- _What to work on_:
Output the records below in full, word for word; pictures do not belong in it.

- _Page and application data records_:
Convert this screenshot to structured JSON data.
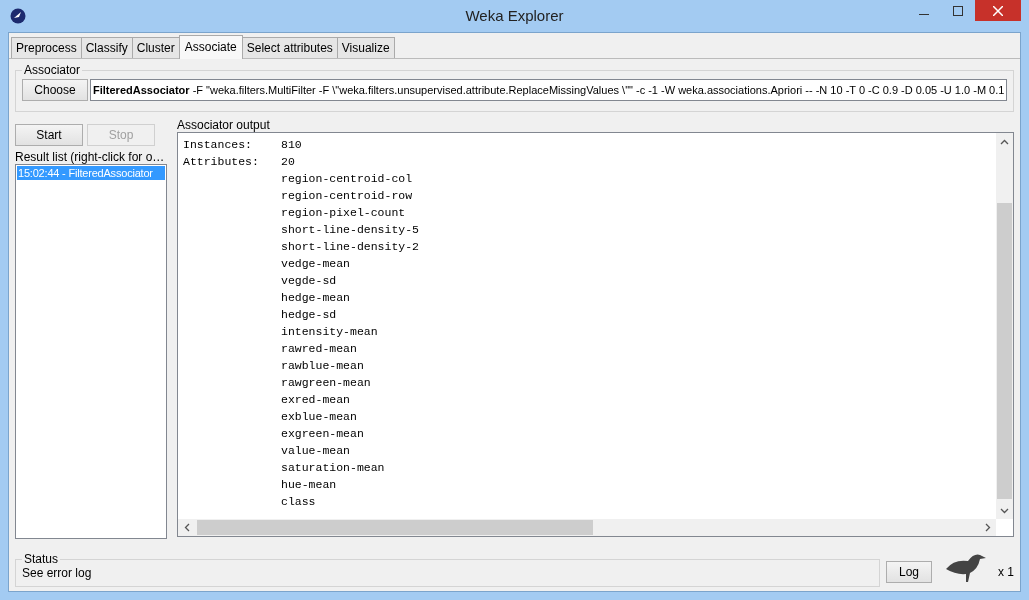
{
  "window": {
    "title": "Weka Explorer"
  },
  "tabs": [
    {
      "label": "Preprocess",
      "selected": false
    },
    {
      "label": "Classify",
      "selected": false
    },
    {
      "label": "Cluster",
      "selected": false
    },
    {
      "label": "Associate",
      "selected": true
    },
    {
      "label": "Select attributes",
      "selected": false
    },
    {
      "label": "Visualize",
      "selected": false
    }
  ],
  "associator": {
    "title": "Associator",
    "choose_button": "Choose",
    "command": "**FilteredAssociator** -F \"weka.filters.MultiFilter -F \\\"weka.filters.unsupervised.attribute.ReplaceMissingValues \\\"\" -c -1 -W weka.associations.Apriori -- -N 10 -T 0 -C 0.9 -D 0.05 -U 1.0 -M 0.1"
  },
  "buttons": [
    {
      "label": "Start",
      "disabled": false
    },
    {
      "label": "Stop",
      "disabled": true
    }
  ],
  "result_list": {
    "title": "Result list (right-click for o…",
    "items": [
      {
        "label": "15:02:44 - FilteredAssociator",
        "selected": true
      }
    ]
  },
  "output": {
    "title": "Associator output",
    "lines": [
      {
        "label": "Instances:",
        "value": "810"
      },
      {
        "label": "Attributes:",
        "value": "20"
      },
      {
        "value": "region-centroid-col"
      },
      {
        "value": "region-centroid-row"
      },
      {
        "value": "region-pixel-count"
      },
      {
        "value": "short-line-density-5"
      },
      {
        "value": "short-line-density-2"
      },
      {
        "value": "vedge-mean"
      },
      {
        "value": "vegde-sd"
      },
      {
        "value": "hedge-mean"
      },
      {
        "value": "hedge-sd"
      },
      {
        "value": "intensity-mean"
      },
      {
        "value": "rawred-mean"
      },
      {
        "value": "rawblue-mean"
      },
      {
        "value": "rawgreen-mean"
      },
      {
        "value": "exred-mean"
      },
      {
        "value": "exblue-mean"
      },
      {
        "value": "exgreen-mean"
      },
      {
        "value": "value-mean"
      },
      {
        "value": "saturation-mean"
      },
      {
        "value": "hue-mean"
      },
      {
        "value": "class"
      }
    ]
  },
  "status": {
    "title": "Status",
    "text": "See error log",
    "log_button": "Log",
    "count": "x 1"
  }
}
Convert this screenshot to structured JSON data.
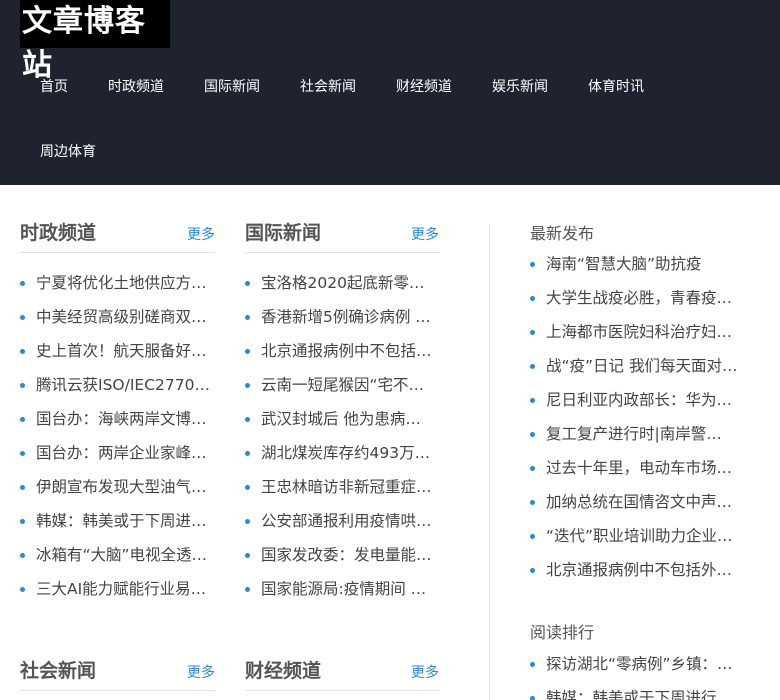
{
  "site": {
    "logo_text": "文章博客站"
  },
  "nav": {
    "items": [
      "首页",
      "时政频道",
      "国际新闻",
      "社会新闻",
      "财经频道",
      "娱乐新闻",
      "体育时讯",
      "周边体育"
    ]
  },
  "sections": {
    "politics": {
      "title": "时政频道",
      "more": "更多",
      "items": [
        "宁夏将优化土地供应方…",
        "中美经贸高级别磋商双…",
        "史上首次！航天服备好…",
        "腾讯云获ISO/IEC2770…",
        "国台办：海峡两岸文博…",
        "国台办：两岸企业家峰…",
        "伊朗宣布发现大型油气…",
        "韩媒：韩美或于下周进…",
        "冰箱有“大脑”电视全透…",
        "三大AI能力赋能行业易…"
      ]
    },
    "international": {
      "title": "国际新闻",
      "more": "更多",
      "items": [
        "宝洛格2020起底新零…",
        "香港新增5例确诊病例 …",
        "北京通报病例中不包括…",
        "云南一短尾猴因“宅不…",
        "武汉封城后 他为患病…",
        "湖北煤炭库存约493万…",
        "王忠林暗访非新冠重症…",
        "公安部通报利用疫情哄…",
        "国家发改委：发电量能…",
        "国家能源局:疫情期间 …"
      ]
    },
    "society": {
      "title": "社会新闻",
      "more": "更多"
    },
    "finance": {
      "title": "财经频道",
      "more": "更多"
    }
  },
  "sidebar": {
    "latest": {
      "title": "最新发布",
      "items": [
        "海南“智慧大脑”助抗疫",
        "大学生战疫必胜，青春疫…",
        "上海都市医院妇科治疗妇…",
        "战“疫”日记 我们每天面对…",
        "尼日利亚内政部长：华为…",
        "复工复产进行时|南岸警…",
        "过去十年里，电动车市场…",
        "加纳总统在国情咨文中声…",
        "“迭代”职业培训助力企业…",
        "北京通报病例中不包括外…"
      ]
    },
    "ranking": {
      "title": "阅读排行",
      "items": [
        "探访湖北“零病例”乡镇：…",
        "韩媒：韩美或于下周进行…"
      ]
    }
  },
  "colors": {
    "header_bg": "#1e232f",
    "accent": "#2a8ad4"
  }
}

- _Answer to this exercise_:
Convert this screenshot to structured JSON data.
{
  "window": {
    "title": "Weka Explorer"
  },
  "tabs": [
    {
      "label": "Preprocess",
      "selected": false
    },
    {
      "label": "Classify",
      "selected": false
    },
    {
      "label": "Cluster",
      "selected": false
    },
    {
      "label": "Associate",
      "selected": true
    },
    {
      "label": "Select attributes",
      "selected": false
    },
    {
      "label": "Visualize",
      "selected": false
    }
  ],
  "associator": {
    "title": "Associator",
    "choose_button": "Choose",
    "command": "**FilteredAssociator** -F \"weka.filters.MultiFilter -F \\\"weka.filters.unsupervised.attribute.ReplaceMissingValues \\\"\" -c -1 -W weka.associations.Apriori -- -N 10 -T 0 -C 0.9 -D 0.05 -U 1.0 -M 0.1"
  },
  "buttons": [
    {
      "label": "Start",
      "disabled": false
    },
    {
      "label": "Stop",
      "disabled": true
    }
  ],
  "result_list": {
    "title": "Result list (right-click for o…",
    "items": [
      {
        "label": "15:02:44 - FilteredAssociator",
        "selected": true
      }
    ]
  },
  "output": {
    "title": "Associator output",
    "lines": [
      {
        "label": "Instances:",
        "value": "810"
      },
      {
        "label": "Attributes:",
        "value": "20"
      },
      {
        "value": "region-centroid-col"
      },
      {
        "value": "region-centroid-row"
      },
      {
        "value": "region-pixel-count"
      },
      {
        "value": "short-line-density-5"
      },
      {
        "value": "short-line-density-2"
      },
      {
        "value": "vedge-mean"
      },
      {
        "value": "vegde-sd"
      },
      {
        "value": "hedge-mean"
      },
      {
        "value": "hedge-sd"
      },
      {
        "value": "intensity-mean"
      },
      {
        "value": "rawred-mean"
      },
      {
        "value": "rawblue-mean"
      },
      {
        "value": "rawgreen-mean"
      },
      {
        "value": "exred-mean"
      },
      {
        "value": "exblue-mean"
      },
      {
        "value": "exgreen-mean"
      },
      {
        "value": "value-mean"
      },
      {
        "value": "saturation-mean"
      },
      {
        "value": "hue-mean"
      },
      {
        "value": "class"
      }
    ]
  },
  "status": {
    "title": "Status",
    "text": "See error log",
    "log_button": "Log",
    "count": "x 1"
  }
}
Convert this screenshot to structured JSON data.
{
  "site": {
    "logo_text": "文章博客站"
  },
  "nav": {
    "items": [
      "首页",
      "时政频道",
      "国际新闻",
      "社会新闻",
      "财经频道",
      "娱乐新闻",
      "体育时讯",
      "周边体育"
    ]
  },
  "sections": {
    "politics": {
      "title": "时政频道",
      "more": "更多",
      "items": [
        "宁夏将优化土地供应方…",
        "中美经贸高级别磋商双…",
        "史上首次！航天服备好…",
        "腾讯云获ISO/IEC2770…",
        "国台办：海峡两岸文博…",
        "国台办：两岸企业家峰…",
        "伊朗宣布发现大型油气…",
        "韩媒：韩美或于下周进…",
        "冰箱有“大脑”电视全透…",
        "三大AI能力赋能行业易…"
      ]
    },
    "international": {
      "title": "国际新闻",
      "more": "更多",
      "items": [
        "宝洛格2020起底新零…",
        "香港新增5例确诊病例 …",
        "北京通报病例中不包括…",
        "云南一短尾猴因“宅不…",
        "武汉封城后 他为患病…",
        "湖北煤炭库存约493万…",
        "王忠林暗访非新冠重症…",
        "公安部通报利用疫情哄…",
        "国家发改委：发电量能…",
        "国家能源局:疫情期间 …"
      ]
    },
    "society": {
      "title": "社会新闻",
      "more": "更多"
    },
    "finance": {
      "title": "财经频道",
      "more": "更多"
    }
  },
  "sidebar": {
    "latest": {
      "title": "最新发布",
      "items": [
        "海南“智慧大脑”助抗疫",
        "大学生战疫必胜，青春疫…",
        "上海都市医院妇科治疗妇…",
        "战“疫”日记 我们每天面对…",
        "尼日利亚内政部长：华为…",
        "复工复产进行时|南岸警…",
        "过去十年里，电动车市场…",
        "加纳总统在国情咨文中声…",
        "“迭代”职业培训助力企业…",
        "北京通报病例中不包括外…"
      ]
    },
    "ranking": {
      "title": "阅读排行",
      "items": [
        "探访湖北“零病例”乡镇：…",
        "韩媒：韩美或于下周进行…"
      ]
    }
  },
  "colors": {
    "header_bg": "#1e232f",
    "accent": "#2a8ad4"
  }
}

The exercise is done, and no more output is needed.